**Task prompt:**
Go through the entries below and count the lines where "title" occurs. Give nothing but that number.

========================================

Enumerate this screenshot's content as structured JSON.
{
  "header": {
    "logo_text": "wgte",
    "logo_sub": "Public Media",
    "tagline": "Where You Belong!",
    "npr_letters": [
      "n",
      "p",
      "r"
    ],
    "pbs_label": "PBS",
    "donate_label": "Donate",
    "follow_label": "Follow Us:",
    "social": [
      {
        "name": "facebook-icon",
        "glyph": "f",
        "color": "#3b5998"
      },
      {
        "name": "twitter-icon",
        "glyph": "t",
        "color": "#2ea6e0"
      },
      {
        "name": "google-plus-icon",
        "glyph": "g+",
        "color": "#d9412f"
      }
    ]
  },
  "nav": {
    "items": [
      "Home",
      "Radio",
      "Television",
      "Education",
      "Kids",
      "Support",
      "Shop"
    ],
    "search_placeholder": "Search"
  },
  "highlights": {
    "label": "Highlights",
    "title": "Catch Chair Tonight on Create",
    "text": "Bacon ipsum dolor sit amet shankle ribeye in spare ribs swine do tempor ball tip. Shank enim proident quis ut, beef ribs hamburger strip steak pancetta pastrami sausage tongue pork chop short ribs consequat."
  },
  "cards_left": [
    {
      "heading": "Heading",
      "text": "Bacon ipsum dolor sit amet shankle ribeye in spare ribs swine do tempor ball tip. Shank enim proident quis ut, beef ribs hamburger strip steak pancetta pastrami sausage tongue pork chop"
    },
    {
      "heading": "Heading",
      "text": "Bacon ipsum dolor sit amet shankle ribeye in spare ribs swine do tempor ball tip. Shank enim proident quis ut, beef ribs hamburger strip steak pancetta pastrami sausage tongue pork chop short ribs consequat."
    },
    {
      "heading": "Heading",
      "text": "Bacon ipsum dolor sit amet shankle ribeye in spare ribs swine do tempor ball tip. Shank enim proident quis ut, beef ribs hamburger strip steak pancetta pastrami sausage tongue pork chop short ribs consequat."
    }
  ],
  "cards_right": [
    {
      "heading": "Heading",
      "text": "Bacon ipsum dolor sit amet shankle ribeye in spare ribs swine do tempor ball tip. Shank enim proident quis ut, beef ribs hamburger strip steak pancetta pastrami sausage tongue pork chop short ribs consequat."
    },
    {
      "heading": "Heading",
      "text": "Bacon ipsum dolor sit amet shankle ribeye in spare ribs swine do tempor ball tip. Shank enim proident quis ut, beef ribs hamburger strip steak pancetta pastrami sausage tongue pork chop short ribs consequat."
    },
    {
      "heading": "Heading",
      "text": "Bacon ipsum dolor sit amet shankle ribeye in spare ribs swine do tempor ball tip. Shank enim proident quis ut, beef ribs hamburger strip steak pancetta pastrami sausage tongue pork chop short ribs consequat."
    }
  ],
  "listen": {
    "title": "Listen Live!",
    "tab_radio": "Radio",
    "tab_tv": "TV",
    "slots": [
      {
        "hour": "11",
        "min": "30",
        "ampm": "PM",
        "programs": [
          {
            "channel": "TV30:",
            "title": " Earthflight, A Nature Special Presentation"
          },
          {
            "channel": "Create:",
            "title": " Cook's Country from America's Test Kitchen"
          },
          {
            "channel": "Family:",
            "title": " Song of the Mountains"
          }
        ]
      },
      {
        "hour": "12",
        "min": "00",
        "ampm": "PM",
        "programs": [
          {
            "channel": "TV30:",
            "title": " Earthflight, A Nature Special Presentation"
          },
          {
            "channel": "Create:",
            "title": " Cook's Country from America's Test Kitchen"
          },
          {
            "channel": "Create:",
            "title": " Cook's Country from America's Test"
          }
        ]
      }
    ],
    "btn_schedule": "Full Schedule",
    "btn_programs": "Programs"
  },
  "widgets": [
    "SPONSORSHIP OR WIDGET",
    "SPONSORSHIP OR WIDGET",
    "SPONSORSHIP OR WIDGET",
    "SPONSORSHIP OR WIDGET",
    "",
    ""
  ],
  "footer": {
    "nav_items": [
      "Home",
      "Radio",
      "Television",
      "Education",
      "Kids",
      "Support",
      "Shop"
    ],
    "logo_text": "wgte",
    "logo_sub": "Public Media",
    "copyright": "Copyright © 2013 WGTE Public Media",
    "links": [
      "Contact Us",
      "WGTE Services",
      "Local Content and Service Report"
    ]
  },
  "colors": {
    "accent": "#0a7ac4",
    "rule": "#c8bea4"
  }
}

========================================

**Written response:**
8